From the first line to the last, copy the listing exactly and omit the images.

________________________________________

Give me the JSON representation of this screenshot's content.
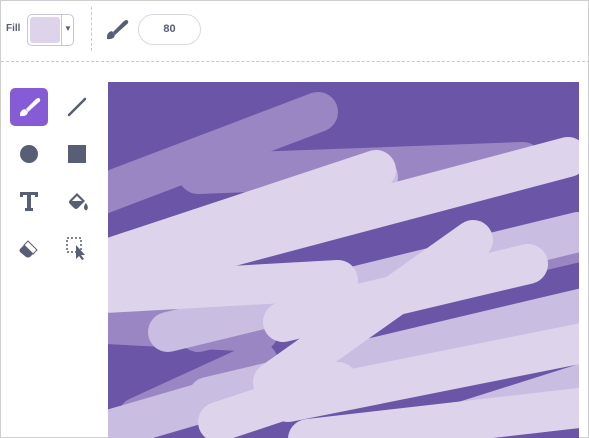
{
  "toolbar": {
    "fill_label": "Fill",
    "fill_color": "#ddd3ea",
    "brush_size": "80"
  },
  "tools": [
    {
      "name": "brush-tool",
      "icon": "brush-icon",
      "active": true
    },
    {
      "name": "line-tool",
      "icon": "line-icon",
      "active": false
    },
    {
      "name": "circle-tool",
      "icon": "circle-icon",
      "active": false
    },
    {
      "name": "rectangle-tool",
      "icon": "rectangle-icon",
      "active": false
    },
    {
      "name": "text-tool",
      "icon": "text-icon",
      "active": false
    },
    {
      "name": "fill-tool",
      "icon": "paint-bucket-icon",
      "active": false
    },
    {
      "name": "eraser-tool",
      "icon": "eraser-icon",
      "active": false
    },
    {
      "name": "select-tool",
      "icon": "select-icon",
      "active": false
    }
  ],
  "colors": {
    "accent": "#855cd6",
    "canvas_background": "#6a55a6",
    "stroke_dark": "#9b86c4",
    "stroke_mid": "#c9bde1",
    "stroke_light": "#ddd3ea",
    "icon": "#575e75"
  }
}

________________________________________

Problem solution:
Give me the JSON representation of this screenshot's content.
{
  "toolbar": {
    "fill_label": "Fill",
    "fill_color": "#ddd3ea",
    "brush_size": "80"
  },
  "tools": [
    {
      "name": "brush-tool",
      "icon": "brush-icon",
      "active": true
    },
    {
      "name": "line-tool",
      "icon": "line-icon",
      "active": false
    },
    {
      "name": "circle-tool",
      "icon": "circle-icon",
      "active": false
    },
    {
      "name": "rectangle-tool",
      "icon": "rectangle-icon",
      "active": false
    },
    {
      "name": "text-tool",
      "icon": "text-icon",
      "active": false
    },
    {
      "name": "fill-tool",
      "icon": "paint-bucket-icon",
      "active": false
    },
    {
      "name": "eraser-tool",
      "icon": "eraser-icon",
      "active": false
    },
    {
      "name": "select-tool",
      "icon": "select-icon",
      "active": false
    }
  ],
  "colors": {
    "accent": "#855cd6",
    "canvas_background": "#6a55a6",
    "stroke_dark": "#9b86c4",
    "stroke_mid": "#c9bde1",
    "stroke_light": "#ddd3ea",
    "icon": "#575e75"
  }
}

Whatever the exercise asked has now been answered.